On September 24, 1948, Mildred Gillars—the notorious American citizen known as “Axis Sally,” who had been living in Germany and broadcasting Nazi radio propaganda during World War II—pleads not guilty to eight counts of treason. Her lawyer, James J. Laughlin, tells the judge that he wants to call President Harry S. Truman as a witness, but he doesn’t say why.
When Adolf Hitler invaded Poland on September 1, 1939 and began the war, Gillars, an Ohio native, had been living in Germany for five years, and she chose to remain even after the last Americans departed the Nazi-run country. In 1940, the German state radio network hired Gillars, who started as a disc jockey and became a master propagandist for the Nazis while her lover, Max Otto Koischwitz, protected her. Gillars became the personification of Nazi propaganda to American soldiers, who called her Axis Sally.
Gillars was known for having a soothing voice in her broadcasts but saying cruel and menacing things, like taunting American GIs about whether their wives and girlfriends were cheating on them back at home, and about the horrible deaths the men were likely to meet on the battlefield. She also made hateful comments about President Franklin D. Roosevelt, Jewish people and British Prime Minister Winston Churchill.
“A defeat for Germany would mean a defeat for America,” Gillars said in one of her broadcasts. “I say damn Roosevelt and Churchill, and all of their Jews who have made this war possible. I, as an American girl, will stay over here on this side of the fence because it’s the right side. Girls, watch out! Don’t forget the beautiful things we have at home which are now in danger.”
Gillars’ mysterious identity initially was unknown, so many nicknames emerged, including Berlin Babe, Berlin Bitch and Sally, based on a self-description. The nickname Sally morphed into Axis Sally, since Hitler’s Germany, Italy and Japan were called the Axis powers.
After the fall of Berlin and the end of the war, Gillars pretended to be a refugee but was captured by American authorities. At her trial, Gillars stood by everything she did. She insisted she was a paid performer and not a traitor, and that she remained a patriotic American.
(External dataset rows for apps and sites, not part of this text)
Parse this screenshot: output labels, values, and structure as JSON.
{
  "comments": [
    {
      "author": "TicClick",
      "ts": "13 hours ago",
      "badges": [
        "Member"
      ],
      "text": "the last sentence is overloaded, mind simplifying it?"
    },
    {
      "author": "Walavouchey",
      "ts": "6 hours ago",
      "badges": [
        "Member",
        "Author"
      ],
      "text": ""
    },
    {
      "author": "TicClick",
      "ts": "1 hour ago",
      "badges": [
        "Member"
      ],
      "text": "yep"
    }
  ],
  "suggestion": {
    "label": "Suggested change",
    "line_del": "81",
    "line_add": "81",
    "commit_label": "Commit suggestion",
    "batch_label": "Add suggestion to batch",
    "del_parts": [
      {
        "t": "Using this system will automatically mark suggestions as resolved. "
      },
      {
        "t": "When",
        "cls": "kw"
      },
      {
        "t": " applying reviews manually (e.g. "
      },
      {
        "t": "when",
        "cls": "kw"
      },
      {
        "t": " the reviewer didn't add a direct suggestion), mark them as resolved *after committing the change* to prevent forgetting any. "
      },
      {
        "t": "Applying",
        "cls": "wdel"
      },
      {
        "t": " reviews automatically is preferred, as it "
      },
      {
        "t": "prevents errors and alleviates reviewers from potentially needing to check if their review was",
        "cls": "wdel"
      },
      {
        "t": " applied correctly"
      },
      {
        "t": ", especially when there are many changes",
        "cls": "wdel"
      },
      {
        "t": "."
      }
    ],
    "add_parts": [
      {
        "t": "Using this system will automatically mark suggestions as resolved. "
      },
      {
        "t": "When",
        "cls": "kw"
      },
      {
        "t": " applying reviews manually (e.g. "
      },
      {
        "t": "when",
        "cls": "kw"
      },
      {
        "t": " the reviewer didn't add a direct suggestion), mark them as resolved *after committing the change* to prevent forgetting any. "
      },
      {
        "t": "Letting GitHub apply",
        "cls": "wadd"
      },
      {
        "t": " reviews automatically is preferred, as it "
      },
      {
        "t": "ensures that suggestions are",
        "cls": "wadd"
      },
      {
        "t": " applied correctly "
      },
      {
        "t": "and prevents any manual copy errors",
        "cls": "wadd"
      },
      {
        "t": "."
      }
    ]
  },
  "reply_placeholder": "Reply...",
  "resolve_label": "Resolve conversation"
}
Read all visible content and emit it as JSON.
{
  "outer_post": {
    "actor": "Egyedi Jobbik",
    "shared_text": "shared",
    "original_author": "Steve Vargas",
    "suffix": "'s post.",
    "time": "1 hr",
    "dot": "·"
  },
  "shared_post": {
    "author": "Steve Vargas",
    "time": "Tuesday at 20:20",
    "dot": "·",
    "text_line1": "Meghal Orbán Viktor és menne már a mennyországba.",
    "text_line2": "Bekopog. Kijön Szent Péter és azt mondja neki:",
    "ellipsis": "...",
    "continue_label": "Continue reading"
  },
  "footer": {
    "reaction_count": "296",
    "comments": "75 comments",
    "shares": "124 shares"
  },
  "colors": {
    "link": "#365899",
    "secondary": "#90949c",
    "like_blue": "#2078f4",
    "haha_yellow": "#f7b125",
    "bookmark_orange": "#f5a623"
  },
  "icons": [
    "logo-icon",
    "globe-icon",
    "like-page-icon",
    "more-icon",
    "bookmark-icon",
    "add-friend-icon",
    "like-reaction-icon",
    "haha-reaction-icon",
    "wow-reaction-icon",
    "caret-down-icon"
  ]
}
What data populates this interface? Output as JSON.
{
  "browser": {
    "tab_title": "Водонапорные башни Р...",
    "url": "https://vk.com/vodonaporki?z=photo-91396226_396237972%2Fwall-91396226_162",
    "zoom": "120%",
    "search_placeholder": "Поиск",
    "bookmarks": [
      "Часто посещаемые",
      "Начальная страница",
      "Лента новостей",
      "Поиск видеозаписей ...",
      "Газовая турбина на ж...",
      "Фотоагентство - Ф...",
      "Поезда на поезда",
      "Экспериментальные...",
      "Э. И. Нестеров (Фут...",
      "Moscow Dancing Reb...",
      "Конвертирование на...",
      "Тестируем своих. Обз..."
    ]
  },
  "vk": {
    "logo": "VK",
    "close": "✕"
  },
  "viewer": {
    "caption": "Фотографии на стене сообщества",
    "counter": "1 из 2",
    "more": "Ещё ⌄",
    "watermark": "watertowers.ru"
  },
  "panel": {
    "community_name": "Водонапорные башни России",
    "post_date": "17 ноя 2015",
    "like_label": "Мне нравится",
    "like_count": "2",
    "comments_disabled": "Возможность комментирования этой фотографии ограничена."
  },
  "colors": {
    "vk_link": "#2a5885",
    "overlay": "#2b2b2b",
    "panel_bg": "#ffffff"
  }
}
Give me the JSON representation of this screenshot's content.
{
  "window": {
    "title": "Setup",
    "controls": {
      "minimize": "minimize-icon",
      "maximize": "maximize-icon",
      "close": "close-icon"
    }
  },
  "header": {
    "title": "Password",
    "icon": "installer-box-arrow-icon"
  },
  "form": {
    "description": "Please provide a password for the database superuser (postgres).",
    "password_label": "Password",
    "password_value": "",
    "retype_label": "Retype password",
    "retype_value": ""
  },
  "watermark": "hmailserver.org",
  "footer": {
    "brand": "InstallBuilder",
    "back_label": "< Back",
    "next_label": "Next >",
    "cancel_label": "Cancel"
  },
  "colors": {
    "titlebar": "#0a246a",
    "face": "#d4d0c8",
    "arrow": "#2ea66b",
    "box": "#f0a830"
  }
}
Yet on March 10, 1949, a jury convicted Gillars on only one of eight counts of treason and sentenced her to 10 to 30 years in prison. In January of 1961, Gillars, who had converted to Catholicism while in prison, was paroled. She went to live at a convent in Columbus, Ohio, and taught music to novice nuns there.
In her later years, Gillars—who died on June 25, 1988 at age 87—tried to redeem her reputation with the help of her lawyer. A 2021 movie called “American Traitor: The Trial of Axis Sally,” starring Meadow Williams as Gillars, recounts her story.